**Your goal**
Find all the lines in the entries below that hold the word "Templates" and copy them.

**Available records**
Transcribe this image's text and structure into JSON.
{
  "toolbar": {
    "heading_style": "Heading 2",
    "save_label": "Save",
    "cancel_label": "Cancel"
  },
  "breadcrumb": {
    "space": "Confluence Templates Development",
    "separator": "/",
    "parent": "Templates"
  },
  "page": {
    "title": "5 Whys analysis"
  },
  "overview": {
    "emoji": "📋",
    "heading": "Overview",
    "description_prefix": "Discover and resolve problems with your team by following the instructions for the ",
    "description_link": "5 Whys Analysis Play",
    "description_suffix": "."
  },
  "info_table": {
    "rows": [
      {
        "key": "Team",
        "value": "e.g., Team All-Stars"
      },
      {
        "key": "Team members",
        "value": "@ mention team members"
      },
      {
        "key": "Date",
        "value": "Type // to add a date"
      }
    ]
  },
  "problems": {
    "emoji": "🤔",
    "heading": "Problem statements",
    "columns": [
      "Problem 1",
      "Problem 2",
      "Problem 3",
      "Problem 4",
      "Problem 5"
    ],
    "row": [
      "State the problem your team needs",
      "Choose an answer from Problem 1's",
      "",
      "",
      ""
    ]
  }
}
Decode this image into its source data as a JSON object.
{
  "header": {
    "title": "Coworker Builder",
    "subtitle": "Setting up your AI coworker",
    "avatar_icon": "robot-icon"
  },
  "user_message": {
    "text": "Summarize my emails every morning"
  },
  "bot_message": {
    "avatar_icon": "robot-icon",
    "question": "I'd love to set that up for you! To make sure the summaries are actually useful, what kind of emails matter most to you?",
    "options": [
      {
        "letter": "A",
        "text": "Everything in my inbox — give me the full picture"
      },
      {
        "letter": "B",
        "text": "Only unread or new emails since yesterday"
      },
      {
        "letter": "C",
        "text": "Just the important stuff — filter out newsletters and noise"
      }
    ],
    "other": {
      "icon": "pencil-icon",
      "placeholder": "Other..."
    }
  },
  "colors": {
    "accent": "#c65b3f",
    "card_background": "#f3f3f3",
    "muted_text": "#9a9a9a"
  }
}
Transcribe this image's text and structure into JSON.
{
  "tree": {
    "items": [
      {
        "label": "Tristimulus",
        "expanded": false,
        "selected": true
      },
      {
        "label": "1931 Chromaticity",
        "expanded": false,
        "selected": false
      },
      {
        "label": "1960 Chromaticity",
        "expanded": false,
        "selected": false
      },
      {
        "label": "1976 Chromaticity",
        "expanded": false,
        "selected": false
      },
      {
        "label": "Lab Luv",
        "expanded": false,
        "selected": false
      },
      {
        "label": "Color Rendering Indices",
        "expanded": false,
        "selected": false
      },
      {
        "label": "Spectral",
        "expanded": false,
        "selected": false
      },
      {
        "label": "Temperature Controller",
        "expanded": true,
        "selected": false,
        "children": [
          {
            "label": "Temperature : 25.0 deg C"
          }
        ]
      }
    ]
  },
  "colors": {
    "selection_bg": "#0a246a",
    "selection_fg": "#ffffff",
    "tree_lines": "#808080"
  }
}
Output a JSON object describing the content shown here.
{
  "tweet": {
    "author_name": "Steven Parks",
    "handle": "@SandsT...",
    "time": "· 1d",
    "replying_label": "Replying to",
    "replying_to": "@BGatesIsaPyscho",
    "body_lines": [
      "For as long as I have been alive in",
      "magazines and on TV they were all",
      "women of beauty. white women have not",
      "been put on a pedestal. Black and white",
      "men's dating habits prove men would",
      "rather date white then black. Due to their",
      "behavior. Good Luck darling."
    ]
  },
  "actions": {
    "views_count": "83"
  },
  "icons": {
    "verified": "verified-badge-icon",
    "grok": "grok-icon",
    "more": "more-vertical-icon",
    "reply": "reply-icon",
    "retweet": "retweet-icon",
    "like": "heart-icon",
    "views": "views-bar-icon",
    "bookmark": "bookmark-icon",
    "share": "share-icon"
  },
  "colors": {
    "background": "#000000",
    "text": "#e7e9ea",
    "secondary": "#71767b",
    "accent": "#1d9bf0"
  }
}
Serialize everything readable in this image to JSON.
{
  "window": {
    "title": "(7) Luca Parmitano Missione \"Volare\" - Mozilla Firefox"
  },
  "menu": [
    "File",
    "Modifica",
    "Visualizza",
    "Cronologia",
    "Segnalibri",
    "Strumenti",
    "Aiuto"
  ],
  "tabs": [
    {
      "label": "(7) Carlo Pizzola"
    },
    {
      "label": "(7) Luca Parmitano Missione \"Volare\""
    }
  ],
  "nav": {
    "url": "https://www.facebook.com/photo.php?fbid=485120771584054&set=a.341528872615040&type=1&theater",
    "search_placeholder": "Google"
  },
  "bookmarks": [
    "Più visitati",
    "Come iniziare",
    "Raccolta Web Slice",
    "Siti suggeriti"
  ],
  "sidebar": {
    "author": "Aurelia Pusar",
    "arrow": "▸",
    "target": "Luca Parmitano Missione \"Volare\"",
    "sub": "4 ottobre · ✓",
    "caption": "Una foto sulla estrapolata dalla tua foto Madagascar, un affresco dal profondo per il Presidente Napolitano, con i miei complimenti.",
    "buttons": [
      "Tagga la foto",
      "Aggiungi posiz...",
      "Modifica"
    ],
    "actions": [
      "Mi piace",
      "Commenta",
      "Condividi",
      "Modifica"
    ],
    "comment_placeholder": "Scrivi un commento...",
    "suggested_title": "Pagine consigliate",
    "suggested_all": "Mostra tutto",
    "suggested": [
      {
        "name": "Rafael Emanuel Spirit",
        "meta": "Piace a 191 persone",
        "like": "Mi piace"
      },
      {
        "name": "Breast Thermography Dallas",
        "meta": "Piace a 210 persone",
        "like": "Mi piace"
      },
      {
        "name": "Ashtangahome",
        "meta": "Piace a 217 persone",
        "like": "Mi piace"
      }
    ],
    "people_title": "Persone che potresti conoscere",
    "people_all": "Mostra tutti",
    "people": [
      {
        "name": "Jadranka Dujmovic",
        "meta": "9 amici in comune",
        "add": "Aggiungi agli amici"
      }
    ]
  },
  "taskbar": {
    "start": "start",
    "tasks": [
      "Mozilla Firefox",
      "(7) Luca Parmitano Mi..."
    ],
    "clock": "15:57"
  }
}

**Finished task**
    "space": "Confluence Templates Development",
    "parent": "Templates"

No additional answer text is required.